Two leaders of al Qaeda’s Group for Support of Islam and Muslims (JNIM), a Moroccan national and a local Malian, were designated as terrorists today.
In a new audio message, Al Qaeda in the Islamic Maghreb’s emir, Abu Musab Abdel Wadoud, tries to capitalize on popular discontent in France. He fuses populist economic arguments with his jihadist ideology to critique France’s intervention in Africa.
Al Qaeda in the Islamic Maghreb has released a statement claiming that the victims of an American airstrike on Nov. 29 “were a group of Tuareg youth” and not members of the organization. US Africa Command previously said that 11 AQIM “terrorists” were killed and three vehicles destroyed in the “precision airstrike near Al Uwaynat, Libya.”
The US military hit al Qaeda’s branches in Somalia and Libya twice over the past several days, killing 20 fighters in strikes that appear to have targeted the groups’ military capacity.
The IED claim is the group’s first since July and just the second attack claim of the year for the small Tunisian Al Qaeda wing.
AL Qaeda’s operatives are fighting in more countries around the world today than was the case on 9/11. And its leaders still want to target the United States and its interest and allies. The war they started is far from over.
The State Department announced today that it has designated Jama’at Nusrat al-Islam wal-Muslimin (JNIM), al Qaeda’s branch in Mali and West Africa, as a terrorist organization. JNIM and its leader, Iyad Ghali, are openly loyal to al Qaeda and the Taliban’s emir.
This is the first strike since early June, when the United States targeted both the Islamic State and Al Qaeda in separate strikes in Bani Walid.
The US military announced that it killed Musa Abu Dawud, a high-ranking al Qaeda in the Islamic Maghreb leader in Libya, in an airstrike last weekend. Dawud is an established jihadist who has been in the fight with the GSPC and AIQM for at least three decades.
One of the leaders “planned” the March 2015 Bardo Museum attack in Tunis, which was claimed by the Islamic State. Another serves as Shabaab’s deputy emir.
On Nov. 17, The Foundation for Defense of Democracies and FDD’s Long War Journal held an event to discuss the findings from the recently released documents from Osama bin Laden’s compound.
US Africa Command launched airstrikes against the Islamic State in Libya for the first time in eight months. AFRICOM also revealed to FDD’s Long War Journal that an estimated 800 to 900 Islamic State fighters were killed during Operation Odyssey Lightning’s air campaign in Sirte last year.

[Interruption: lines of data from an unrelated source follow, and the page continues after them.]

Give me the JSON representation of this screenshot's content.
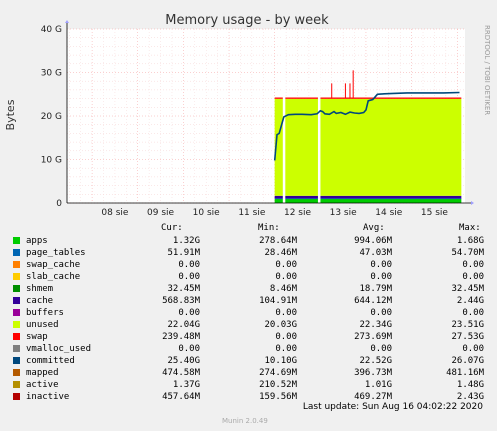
{
  "chart_data": {
    "type": "area",
    "title": "Memory usage - by week",
    "ylabel": "Bytes",
    "side_label": "RRDTOOL / TOBI OETIKER",
    "ylim": [
      0,
      40
    ],
    "y_unit": "G",
    "y_ticks": [
      "0",
      "10 G",
      "20 G",
      "30 G",
      "40 G"
    ],
    "x_ticks": [
      "08 sie",
      "09 sie",
      "10 sie",
      "11 sie",
      "12 sie",
      "13 sie",
      "14 sie",
      "15 sie"
    ],
    "x_tick_days": [
      8,
      9,
      10,
      11,
      12,
      13,
      14,
      15
    ],
    "xlim_days": [
      7.45,
      16.17
    ],
    "data_start_day": 12.0,
    "gaps_days": [
      12.2,
      12.97
    ],
    "stacked_series_approx_G": [
      {
        "name": "apps",
        "color": "#00cc00",
        "level": 1.0
      },
      {
        "name": "page_tables",
        "color": "#0066b3",
        "level": 0.05
      },
      {
        "name": "cache",
        "color": "#330099",
        "level": 0.6
      },
      {
        "name": "unused",
        "color": "#ccff00",
        "level": 22.3
      },
      {
        "name": "swap",
        "color": "#ff0000",
        "level": 0.3
      }
    ],
    "committed_G": {
      "x": [
        12.0,
        12.05,
        12.1,
        12.2,
        12.3,
        12.45,
        12.6,
        12.8,
        12.93,
        13.0,
        13.05,
        13.1,
        13.2,
        13.3,
        13.35,
        13.45,
        13.55,
        13.65,
        13.75,
        13.85,
        13.95,
        14.0,
        14.05,
        14.15,
        14.25,
        14.4,
        14.6,
        14.9,
        15.3,
        15.7,
        16.05
      ],
      "y": [
        9.8,
        15.7,
        16.0,
        19.8,
        20.3,
        20.4,
        20.4,
        20.3,
        20.5,
        21.2,
        21.0,
        20.5,
        20.4,
        21.0,
        20.6,
        20.8,
        20.4,
        20.9,
        20.7,
        20.6,
        20.8,
        21.4,
        23.5,
        23.8,
        25.0,
        25.1,
        25.2,
        25.3,
        25.3,
        25.3,
        25.4
      ]
    },
    "grid": true,
    "legend_headers": [
      "Cur:",
      "Min:",
      "Avg:",
      "Max:"
    ],
    "legend": [
      {
        "name": "apps",
        "color": "#00cc00",
        "cur": "1.32G",
        "min": "278.64M",
        "avg": "994.06M",
        "max": "1.68G"
      },
      {
        "name": "page_tables",
        "color": "#0066b3",
        "cur": "51.91M",
        "min": "28.46M",
        "avg": "47.03M",
        "max": "54.70M"
      },
      {
        "name": "swap_cache",
        "color": "#ff8000",
        "cur": "0.00",
        "min": "0.00",
        "avg": "0.00",
        "max": "0.00"
      },
      {
        "name": "slab_cache",
        "color": "#ffcc00",
        "cur": "0.00",
        "min": "0.00",
        "avg": "0.00",
        "max": "0.00"
      },
      {
        "name": "shmem",
        "color": "#008f00",
        "cur": "32.45M",
        "min": "8.46M",
        "avg": "18.79M",
        "max": "32.45M"
      },
      {
        "name": "cache",
        "color": "#330099",
        "cur": "568.83M",
        "min": "104.91M",
        "avg": "644.12M",
        "max": "2.44G"
      },
      {
        "name": "buffers",
        "color": "#990099",
        "cur": "0.00",
        "min": "0.00",
        "avg": "0.00",
        "max": "0.00"
      },
      {
        "name": "unused",
        "color": "#ccff00",
        "cur": "22.04G",
        "min": "20.03G",
        "avg": "22.34G",
        "max": "23.51G"
      },
      {
        "name": "swap",
        "color": "#ff0000",
        "cur": "239.48M",
        "min": "0.00",
        "avg": "273.69M",
        "max": "27.53G"
      },
      {
        "name": "vmalloc_used",
        "color": "#808080",
        "cur": "0.00",
        "min": "0.00",
        "avg": "0.00",
        "max": "0.00"
      },
      {
        "name": "committed",
        "color": "#00487d",
        "cur": "25.40G",
        "min": "10.10G",
        "avg": "22.52G",
        "max": "26.07G"
      },
      {
        "name": "mapped",
        "color": "#b35a00",
        "cur": "474.58M",
        "min": "274.69M",
        "avg": "396.73M",
        "max": "481.16M"
      },
      {
        "name": "active",
        "color": "#b38f00",
        "cur": "1.37G",
        "min": "210.52M",
        "avg": "1.01G",
        "max": "1.48G"
      },
      {
        "name": "inactive",
        "color": "#b30000",
        "cur": "457.64M",
        "min": "159.56M",
        "avg": "469.27M",
        "max": "2.43G"
      }
    ],
    "last_update": "Last update: Sun Aug 16 04:02:22 2020",
    "generator": "Munin 2.0.49"
  }
}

The Office of the Director of National Intelligence (ODNI) presented its written “Worldwide Threat Assessment” to the Senate last week. The analysis confirms that the Islamic State is capable of sustaining insurgencies in both Iraq and Syria, Afghan security continues to “deteriorate,” and al Qaeda remains a threat in several parts of the globe.
On Mar. 2, a new al Qaeda joint venture in West Africa was announced. The “Group for the Support of Islam and Muslims” is led by Ansar Dine’s Iyad Ag Ghaly and is openly loyal to Ayman al Zawahiri. It brings together four groups that were already part of al Qaeda’s international network.